As he quenched his thirst, another denizen of the gloomy forest approached the stream along the path behind him. It was Numa, the lion, tawny of body and black of mane, scowling and sinister, rumbling out low, coughing roars. Tarzan of the Apes heard him long before he came within sight, but the ape-man went on with his drinking until he had had his fill; then he arose, slowly, with the easy grace of a creature of the wilds and all the quiet dignity that was his birthright.
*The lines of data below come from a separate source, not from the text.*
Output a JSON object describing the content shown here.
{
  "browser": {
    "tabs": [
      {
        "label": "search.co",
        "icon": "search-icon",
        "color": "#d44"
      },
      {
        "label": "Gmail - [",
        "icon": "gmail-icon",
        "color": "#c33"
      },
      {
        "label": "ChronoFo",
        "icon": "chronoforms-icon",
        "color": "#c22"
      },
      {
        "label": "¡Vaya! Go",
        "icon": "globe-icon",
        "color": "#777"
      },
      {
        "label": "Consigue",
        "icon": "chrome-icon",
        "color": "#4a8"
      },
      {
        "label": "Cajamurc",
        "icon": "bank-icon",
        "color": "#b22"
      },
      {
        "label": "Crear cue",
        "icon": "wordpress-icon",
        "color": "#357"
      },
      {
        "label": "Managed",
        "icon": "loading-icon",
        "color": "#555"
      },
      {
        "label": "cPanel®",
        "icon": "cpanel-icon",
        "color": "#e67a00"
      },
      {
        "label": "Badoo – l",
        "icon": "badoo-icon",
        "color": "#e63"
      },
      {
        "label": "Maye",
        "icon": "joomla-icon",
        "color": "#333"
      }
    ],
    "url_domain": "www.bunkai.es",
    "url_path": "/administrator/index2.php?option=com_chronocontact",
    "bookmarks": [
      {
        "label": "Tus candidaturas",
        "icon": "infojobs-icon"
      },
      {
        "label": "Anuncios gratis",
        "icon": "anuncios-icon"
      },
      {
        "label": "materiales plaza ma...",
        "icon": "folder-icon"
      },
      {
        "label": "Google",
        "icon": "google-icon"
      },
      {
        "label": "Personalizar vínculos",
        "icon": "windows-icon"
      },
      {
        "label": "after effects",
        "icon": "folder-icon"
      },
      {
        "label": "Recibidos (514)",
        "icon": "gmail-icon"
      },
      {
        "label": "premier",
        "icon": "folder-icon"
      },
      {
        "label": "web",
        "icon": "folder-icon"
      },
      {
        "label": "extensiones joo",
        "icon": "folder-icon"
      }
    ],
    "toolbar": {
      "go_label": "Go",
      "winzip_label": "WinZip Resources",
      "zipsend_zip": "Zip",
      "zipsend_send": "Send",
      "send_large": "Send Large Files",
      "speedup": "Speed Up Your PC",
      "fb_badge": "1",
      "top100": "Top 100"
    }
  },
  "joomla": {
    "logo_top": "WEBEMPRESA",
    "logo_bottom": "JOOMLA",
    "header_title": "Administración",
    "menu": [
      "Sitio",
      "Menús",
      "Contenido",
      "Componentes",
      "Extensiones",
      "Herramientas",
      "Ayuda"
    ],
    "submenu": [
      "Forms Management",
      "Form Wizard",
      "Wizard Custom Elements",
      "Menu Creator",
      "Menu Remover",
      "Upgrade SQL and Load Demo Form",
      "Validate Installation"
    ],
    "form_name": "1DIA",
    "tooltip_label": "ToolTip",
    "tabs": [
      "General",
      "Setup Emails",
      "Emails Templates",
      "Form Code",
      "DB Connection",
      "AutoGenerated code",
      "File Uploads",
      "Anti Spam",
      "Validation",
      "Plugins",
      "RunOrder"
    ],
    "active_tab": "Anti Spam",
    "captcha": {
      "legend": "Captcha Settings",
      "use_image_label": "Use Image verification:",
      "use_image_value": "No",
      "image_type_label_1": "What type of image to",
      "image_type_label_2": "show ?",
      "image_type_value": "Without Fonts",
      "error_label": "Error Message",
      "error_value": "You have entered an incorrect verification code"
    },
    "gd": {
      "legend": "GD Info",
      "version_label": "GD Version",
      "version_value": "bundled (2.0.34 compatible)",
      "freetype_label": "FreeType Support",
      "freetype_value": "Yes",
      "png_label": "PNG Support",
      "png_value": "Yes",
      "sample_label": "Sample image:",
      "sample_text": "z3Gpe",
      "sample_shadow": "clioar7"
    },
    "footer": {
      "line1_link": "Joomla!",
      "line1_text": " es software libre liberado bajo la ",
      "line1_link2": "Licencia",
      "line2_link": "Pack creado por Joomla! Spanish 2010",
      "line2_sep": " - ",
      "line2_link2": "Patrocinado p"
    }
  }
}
Numa halted as he saw the man standing at the very spot where the king would drink. His jaws were parted, and his cruel eyes gleamed. He growled and advanced slowly. The man growled, too, backing slowly to one side, and watching, not the lion’s face, but its tail. Should that commence to move from side to side in quick, nervous jerks, it would be well to be upon the alert, and should it rise suddenly erect, straight and stiff, then one might prepare to fight or flee; but it did neither, so Tarzan merely backed away and the lion came down and drank scarce fifty feet from where the man stood.

Tomorrow they might be at one another’s throats, but today there existed one of those strange and inexplicable truces which so often are seen among the savage ones of the jungle. Before Numa had finished drinking, Tarzan had returned into the forest, and was swinging away in the direction of the village of Mbonga, the black chief.